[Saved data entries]
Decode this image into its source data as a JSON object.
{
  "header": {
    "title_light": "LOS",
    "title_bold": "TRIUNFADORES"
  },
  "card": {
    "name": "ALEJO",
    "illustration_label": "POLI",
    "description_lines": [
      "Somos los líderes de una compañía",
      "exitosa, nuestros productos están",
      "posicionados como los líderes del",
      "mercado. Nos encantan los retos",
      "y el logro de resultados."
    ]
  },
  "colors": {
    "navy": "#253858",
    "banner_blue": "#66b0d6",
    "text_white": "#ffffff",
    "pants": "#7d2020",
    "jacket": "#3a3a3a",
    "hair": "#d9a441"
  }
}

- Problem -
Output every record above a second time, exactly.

- Response box -
Decode this image into its source data as a JSON object.
{
  "header": {
    "title_light": "LOS",
    "title_bold": "TRIUNFADORES"
  },
  "card": {
    "name": "ALEJO",
    "illustration_label": "POLI",
    "description_lines": [
      "Somos los líderes de una compañía",
      "exitosa, nuestros productos están",
      "posicionados como los líderes del",
      "mercado. Nos encantan los retos",
      "y el logro de resultados."
    ]
  },
  "colors": {
    "navy": "#253858",
    "banner_blue": "#66b0d6",
    "text_white": "#ffffff",
    "pants": "#7d2020",
    "jacket": "#3a3a3a",
    "hair": "#d9a441"
  }
}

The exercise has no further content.